The company last night gave a very clever exposition of the play, and as the principal characters were in the hands of capable artistes the intense interest was maintained up to the last.

As Sherlock Holmes, Mr Fred Sargeant gave a very capable interpretation of that character, although at times he appeared to be unduly stiff, and too measured in his movements. His enunciation, however, was excellent, and he made a capital Holmes.

As the suave Dr Watson Mr St John Medley gave a nice intelligent representation of the part, but probably the most effective part was that of the villainous Professor Moriarty, which was in the capable hands of Mr Eardley Howard. His acting was of a very high order, his power of facial expression being splendid, and a more effective interpretation of the crafty villain could hardly be conceived.

Miss Lilian Stennis proved a very capable Madge Larrabee, while the part of Alice Faulkner was sympathetically rendered by Miss Lelia Russell.

The piece is sure to attract large and fashionable houses tonight and Wednesday.

Dundee Evening Post, Tuesday 30 September 1902
found at www.britishnewspaperarchive.co.uk



There was a good house at the new Theatre Royal, on Monday evening, and as the adventures of the greatest detective of fiction were unfolded by Mr Ben Greet’s able company, the audience were frequent and enthusiastic with their applause. “Sherlock Holmes” is a piece that appeals to all classes of theatre-goers, and it will no doubt receive its due share of appreciation from the Worcester public, to whom the play is not a stranger.

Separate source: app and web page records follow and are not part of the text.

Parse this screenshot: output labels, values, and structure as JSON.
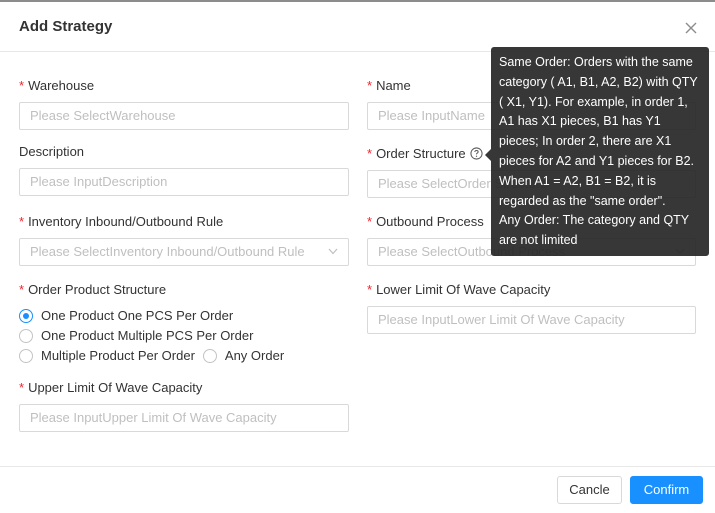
{
  "dialog": {
    "title": "Add Strategy"
  },
  "fields": {
    "warehouse": {
      "label": "Warehouse",
      "required": "*",
      "placeholder": "Please SelectWarehouse"
    },
    "name": {
      "label": "Name",
      "required": "*",
      "placeholder": "Please InputName"
    },
    "description": {
      "label": "Description",
      "placeholder": "Please InputDescription"
    },
    "order_structure": {
      "label": "Order Structure",
      "required": "*",
      "placeholder": "Please SelectOrder Structure"
    },
    "inventory_rule": {
      "label": "Inventory Inbound/Outbound Rule",
      "required": "*",
      "placeholder": "Please SelectInventory Inbound/Outbound Rule"
    },
    "outbound_process": {
      "label": "Outbound Process",
      "required": "*",
      "placeholder": "Please SelectOutbound Process"
    },
    "order_product_structure": {
      "label": "Order Product Structure",
      "required": "*",
      "options": [
        {
          "label": "One Product One PCS Per Order",
          "selected": true
        },
        {
          "label": "One Product Multiple PCS Per Order",
          "selected": false
        },
        {
          "label": "Multiple Product Per Order",
          "selected": false
        },
        {
          "label": "Any Order",
          "selected": false
        }
      ]
    },
    "lower_limit": {
      "label": "Lower Limit Of Wave Capacity",
      "required": "*",
      "placeholder": "Please InputLower Limit Of Wave Capacity"
    },
    "upper_limit": {
      "label": "Upper Limit Of Wave Capacity",
      "required": "*",
      "placeholder": "Please InputUpper Limit Of Wave Capacity"
    }
  },
  "tooltip": {
    "same_order": "Same Order: Orders with the same category ( A1, B1, A2, B2) with QTY ( X1, Y1). For example, in order 1, A1 has X1 pieces, B1 has Y1 pieces; In order 2, there are X1 pieces for A2 and Y1 pieces for B2. When A1 = A2, B1 = B2, it is regarded as the \"same order\".",
    "any_order": "Any Order: The category and QTY are not limited"
  },
  "footer": {
    "cancel_label": "Cancle",
    "confirm_label": "Confirm"
  },
  "icons": {
    "close": "close-icon",
    "help": "question-circle-icon",
    "caret": "chevron-down-icon"
  },
  "colors": {
    "primary": "#1890ff",
    "required": "#f5222d",
    "tooltip_bg": "#262626"
  }
}
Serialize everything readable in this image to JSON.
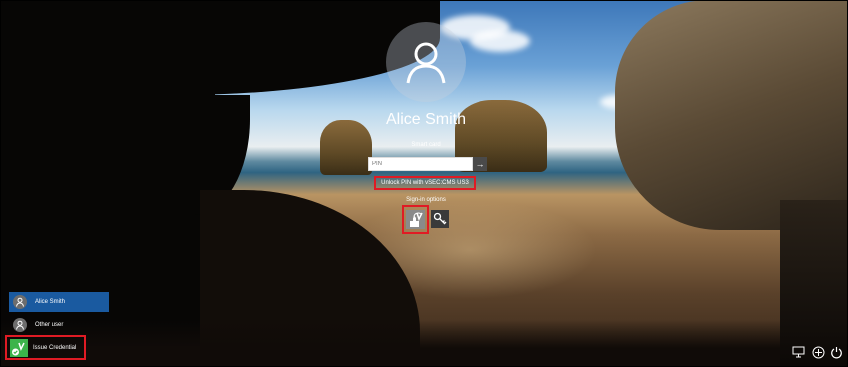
{
  "user": {
    "name": "Alice Smith"
  },
  "signin": {
    "smart_card_label": "Smart card",
    "pin_placeholder": "PIN",
    "unlock_link": "Unlock PIN with vSEC:CMS US3",
    "options_label": "Sign-in options",
    "submit_icon": "arrow-right-icon",
    "options": [
      {
        "name": "smart-card-credential-icon",
        "selected": true
      },
      {
        "name": "key-icon",
        "selected": false
      }
    ]
  },
  "users_list": [
    {
      "name": "Alice Smith",
      "selected": true,
      "icon": "user-icon"
    },
    {
      "name": "Other user",
      "selected": false,
      "icon": "user-icon"
    }
  ],
  "issue_credential": {
    "label": "Issue Credential",
    "icon": "credential-check-icon",
    "color": "#3cb44b"
  },
  "system_icons": [
    "network-icon",
    "ease-of-access-icon",
    "power-icon"
  ],
  "colors": {
    "highlight_border": "#e01b24",
    "selected_user_bg": "#1a5aa0"
  }
}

The title role is played with success by Mr Fred. Sargent. The imperturbability and sang froid of the great detective were represented, but seldom exaggerated, and several times he called up very vivid recollections of the Holmes of Conan Doyle’s “Adventures.” In the emotional passages in the last act, where William Gillette has added an element somewhat foreign to the character of Holmes, he displayed a dramatic power that was almost unsuspected.

As the Professor, Mr Clive Currie is a very villainous leader of a pretty selection of villainous characters. He and Mr Sargent gained a round of hearty applause for a piece of difficult by-play with pistols in the Baker Street scene.

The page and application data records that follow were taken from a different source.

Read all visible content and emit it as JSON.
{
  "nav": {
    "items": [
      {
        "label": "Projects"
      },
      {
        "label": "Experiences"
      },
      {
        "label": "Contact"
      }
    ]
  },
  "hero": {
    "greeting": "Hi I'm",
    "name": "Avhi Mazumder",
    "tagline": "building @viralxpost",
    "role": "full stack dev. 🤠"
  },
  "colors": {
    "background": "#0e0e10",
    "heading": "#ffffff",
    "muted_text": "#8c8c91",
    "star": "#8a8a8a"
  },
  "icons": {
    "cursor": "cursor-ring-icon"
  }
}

Miss Daisy Robinson plays the not easy role of Alice Faulkner with true feeling, and Miss Gertrude Harrison is equally successful as Mrs Larrabee, a part which demands some versatility.

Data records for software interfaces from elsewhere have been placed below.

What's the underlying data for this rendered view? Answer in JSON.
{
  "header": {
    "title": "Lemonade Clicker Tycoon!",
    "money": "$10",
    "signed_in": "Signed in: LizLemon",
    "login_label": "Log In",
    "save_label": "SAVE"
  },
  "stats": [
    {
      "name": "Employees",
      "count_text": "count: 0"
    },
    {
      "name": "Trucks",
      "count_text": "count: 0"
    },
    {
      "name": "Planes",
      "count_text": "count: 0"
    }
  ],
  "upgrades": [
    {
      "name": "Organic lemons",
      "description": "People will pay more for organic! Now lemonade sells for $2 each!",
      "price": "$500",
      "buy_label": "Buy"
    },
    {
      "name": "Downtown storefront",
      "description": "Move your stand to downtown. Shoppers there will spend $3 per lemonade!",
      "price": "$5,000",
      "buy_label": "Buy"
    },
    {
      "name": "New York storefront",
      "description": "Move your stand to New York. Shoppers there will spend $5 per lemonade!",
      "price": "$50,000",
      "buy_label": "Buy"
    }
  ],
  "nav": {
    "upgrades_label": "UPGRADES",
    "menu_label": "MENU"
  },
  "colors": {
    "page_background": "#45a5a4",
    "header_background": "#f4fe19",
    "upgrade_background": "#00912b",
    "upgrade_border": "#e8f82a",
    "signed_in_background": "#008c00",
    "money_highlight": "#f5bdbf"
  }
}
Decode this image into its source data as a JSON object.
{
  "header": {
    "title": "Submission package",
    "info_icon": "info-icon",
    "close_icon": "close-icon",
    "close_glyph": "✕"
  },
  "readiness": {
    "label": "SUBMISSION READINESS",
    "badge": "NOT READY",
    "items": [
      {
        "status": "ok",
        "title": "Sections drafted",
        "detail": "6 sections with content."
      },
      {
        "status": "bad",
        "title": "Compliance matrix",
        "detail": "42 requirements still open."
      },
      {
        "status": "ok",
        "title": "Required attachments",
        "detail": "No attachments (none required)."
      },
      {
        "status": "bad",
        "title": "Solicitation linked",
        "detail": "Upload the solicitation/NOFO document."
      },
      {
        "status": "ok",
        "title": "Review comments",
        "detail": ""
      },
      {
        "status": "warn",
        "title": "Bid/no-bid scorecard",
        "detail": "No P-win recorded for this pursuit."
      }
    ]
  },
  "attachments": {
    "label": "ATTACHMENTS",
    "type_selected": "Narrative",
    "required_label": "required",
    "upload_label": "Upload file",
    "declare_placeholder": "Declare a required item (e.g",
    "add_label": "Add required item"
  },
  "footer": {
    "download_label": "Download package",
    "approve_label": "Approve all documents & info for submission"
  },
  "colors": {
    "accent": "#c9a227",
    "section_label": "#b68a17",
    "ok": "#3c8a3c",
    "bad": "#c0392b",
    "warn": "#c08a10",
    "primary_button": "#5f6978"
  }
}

In the character of her brow-beating husband, James Larrabee, Mr Ernest Gray scores a success, and the none too penetrating Watson, Holmes’ unpromising pupil, is represented by Mr Cecil Lloyd.

Mr Charles James played John Forman in a taking way, although at times he seemed scarcely suited to the part, and the cast is completed by a choice array of ruffians and probably not less villainous servants.

Worcestershire Chronicle, Saturday 21 March 1903
found at www.britishnewspaperarchive.co.uk